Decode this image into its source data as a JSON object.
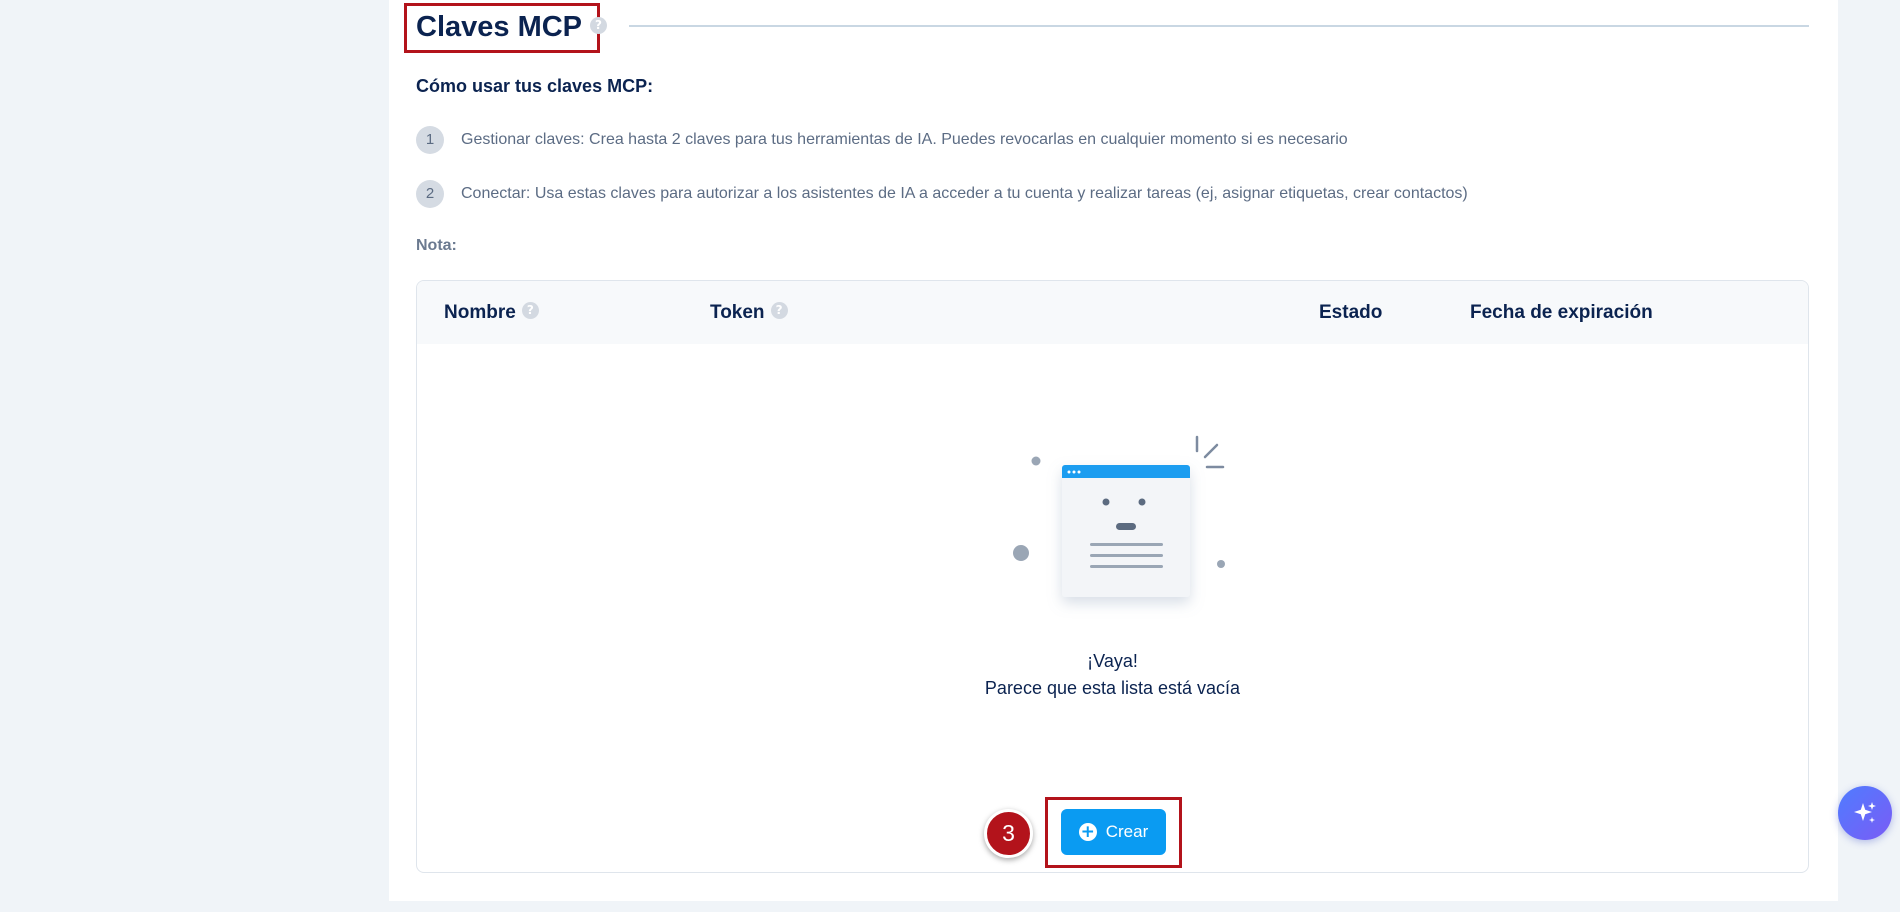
{
  "section": {
    "title": "Claves MCP",
    "help_glyph": "?"
  },
  "howto": {
    "heading": "Cómo usar tus claves MCP:",
    "steps": [
      {
        "num": "1",
        "text": "Gestionar claves: Crea hasta 2 claves para tus herramientas de IA. Puedes revocarlas en cualquier momento si es necesario"
      },
      {
        "num": "2",
        "text": "Conectar: Usa estas claves para autorizar a los asistentes de IA a acceder a tu cuenta y realizar tareas (ej, asignar etiquetas, crear contactos)"
      }
    ],
    "note_label": "Nota:"
  },
  "table": {
    "columns": [
      "Nombre",
      "Token",
      "Estado",
      "Fecha de expiración"
    ],
    "empty_title": "¡Vaya!",
    "empty_subtitle": "Parece que esta lista está vacía"
  },
  "actions": {
    "create_label": "Crear",
    "create_icon": "plus-circle-icon"
  },
  "annotations": {
    "step_badge": "3",
    "highlight_color": "#b3131b"
  },
  "colors": {
    "primary": "#0a9bf2",
    "heading": "#0b2350",
    "page_bg": "#f0f4f8"
  },
  "fab": {
    "icon": "ai-sparkle-icon"
  }
}
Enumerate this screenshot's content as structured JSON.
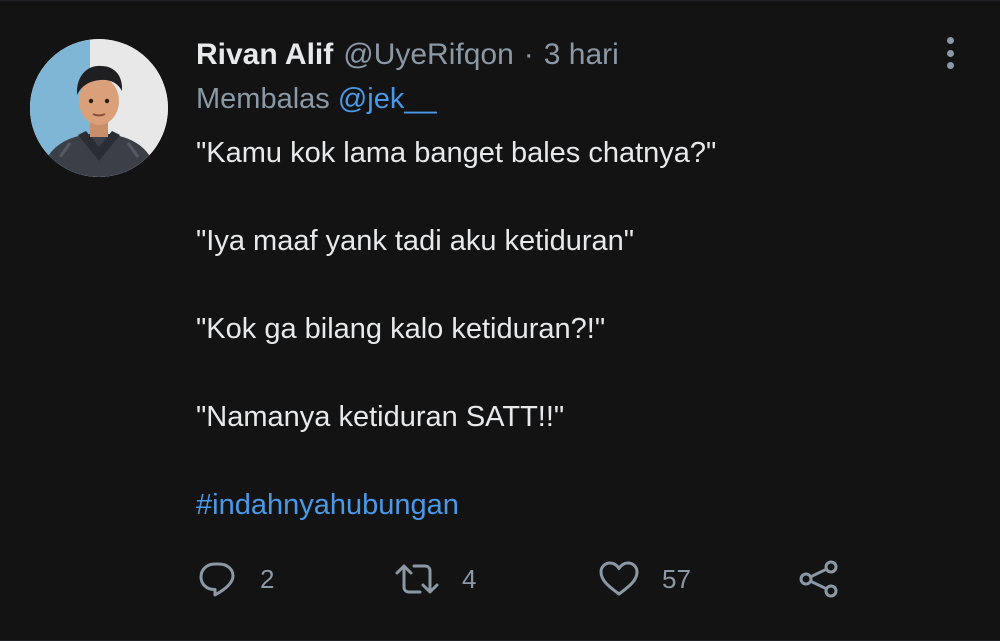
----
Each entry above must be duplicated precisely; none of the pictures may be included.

▶ **Solved exercise**
Decode this image into its source data as a JSON object.
{
  "section": {
    "title": "Claves MCP",
    "help_glyph": "?"
  },
  "howto": {
    "heading": "Cómo usar tus claves MCP:",
    "steps": [
      {
        "num": "1",
        "text": "Gestionar claves: Crea hasta 2 claves para tus herramientas de IA. Puedes revocarlas en cualquier momento si es necesario"
      },
      {
        "num": "2",
        "text": "Conectar: Usa estas claves para autorizar a los asistentes de IA a acceder a tu cuenta y realizar tareas (ej, asignar etiquetas, crear contactos)"
      }
    ],
    "note_label": "Nota:"
  },
  "table": {
    "columns": [
      "Nombre",
      "Token",
      "Estado",
      "Fecha de expiración"
    ],
    "empty_title": "¡Vaya!",
    "empty_subtitle": "Parece que esta lista está vacía"
  },
  "actions": {
    "create_label": "Crear",
    "create_icon": "plus-circle-icon"
  },
  "annotations": {
    "step_badge": "3",
    "highlight_color": "#b3131b"
  },
  "colors": {
    "primary": "#0a9bf2",
    "heading": "#0b2350",
    "page_bg": "#f0f4f8"
  },
  "fab": {
    "icon": "ai-sparkle-icon"
  }
}
Enumerate this screenshot's content as structured JSON.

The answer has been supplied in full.